Copy out the entries that follow, exactly as written.

╭─ Material provided

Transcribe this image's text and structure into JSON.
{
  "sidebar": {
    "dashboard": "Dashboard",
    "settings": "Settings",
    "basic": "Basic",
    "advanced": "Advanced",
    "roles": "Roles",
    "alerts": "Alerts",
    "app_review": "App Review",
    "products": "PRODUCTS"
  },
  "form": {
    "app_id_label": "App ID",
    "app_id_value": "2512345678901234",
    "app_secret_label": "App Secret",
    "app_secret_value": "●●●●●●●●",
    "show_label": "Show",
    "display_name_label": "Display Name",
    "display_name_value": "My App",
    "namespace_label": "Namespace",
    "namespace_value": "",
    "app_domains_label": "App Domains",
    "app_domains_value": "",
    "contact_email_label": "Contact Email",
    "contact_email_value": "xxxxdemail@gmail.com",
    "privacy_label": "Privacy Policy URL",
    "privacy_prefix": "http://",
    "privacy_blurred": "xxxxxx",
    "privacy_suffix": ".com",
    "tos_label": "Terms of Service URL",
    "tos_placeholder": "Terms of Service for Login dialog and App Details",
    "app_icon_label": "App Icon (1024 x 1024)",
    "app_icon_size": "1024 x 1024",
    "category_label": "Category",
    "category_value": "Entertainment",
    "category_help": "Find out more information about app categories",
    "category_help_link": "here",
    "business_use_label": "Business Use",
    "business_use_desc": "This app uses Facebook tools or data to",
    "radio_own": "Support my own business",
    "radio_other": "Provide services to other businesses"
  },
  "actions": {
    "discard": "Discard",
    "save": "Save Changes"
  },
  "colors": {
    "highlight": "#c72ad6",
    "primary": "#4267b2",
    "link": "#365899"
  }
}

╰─

Answer box>
Transcribe this image's text and structure into JSON.
{
  "sidebar": {
    "dashboard": "Dashboard",
    "settings": "Settings",
    "basic": "Basic",
    "advanced": "Advanced",
    "roles": "Roles",
    "alerts": "Alerts",
    "app_review": "App Review",
    "products": "PRODUCTS"
  },
  "form": {
    "app_id_label": "App ID",
    "app_id_value": "2512345678901234",
    "app_secret_label": "App Secret",
    "app_secret_value": "●●●●●●●●",
    "show_label": "Show",
    "display_name_label": "Display Name",
    "display_name_value": "My App",
    "namespace_label": "Namespace",
    "namespace_value": "",
    "app_domains_label": "App Domains",
    "app_domains_value": "",
    "contact_email_label": "Contact Email",
    "contact_email_value": "xxxxdemail@gmail.com",
    "privacy_label": "Privacy Policy URL",
    "privacy_prefix": "http://",
    "privacy_blurred": "xxxxxx",
    "privacy_suffix": ".com",
    "tos_label": "Terms of Service URL",
    "tos_placeholder": "Terms of Service for Login dialog and App Details",
    "app_icon_label": "App Icon (1024 x 1024)",
    "app_icon_size": "1024 x 1024",
    "category_label": "Category",
    "category_value": "Entertainment",
    "category_help": "Find out more information about app categories",
    "category_help_link": "here",
    "business_use_label": "Business Use",
    "business_use_desc": "This app uses Facebook tools or data to",
    "radio_own": "Support my own business",
    "radio_other": "Provide services to other businesses"
  },
  "actions": {
    "discard": "Discard",
    "save": "Save Changes"
  },
  "colors": {
    "highlight": "#c72ad6",
    "primary": "#4267b2",
    "link": "#365899"
  }
}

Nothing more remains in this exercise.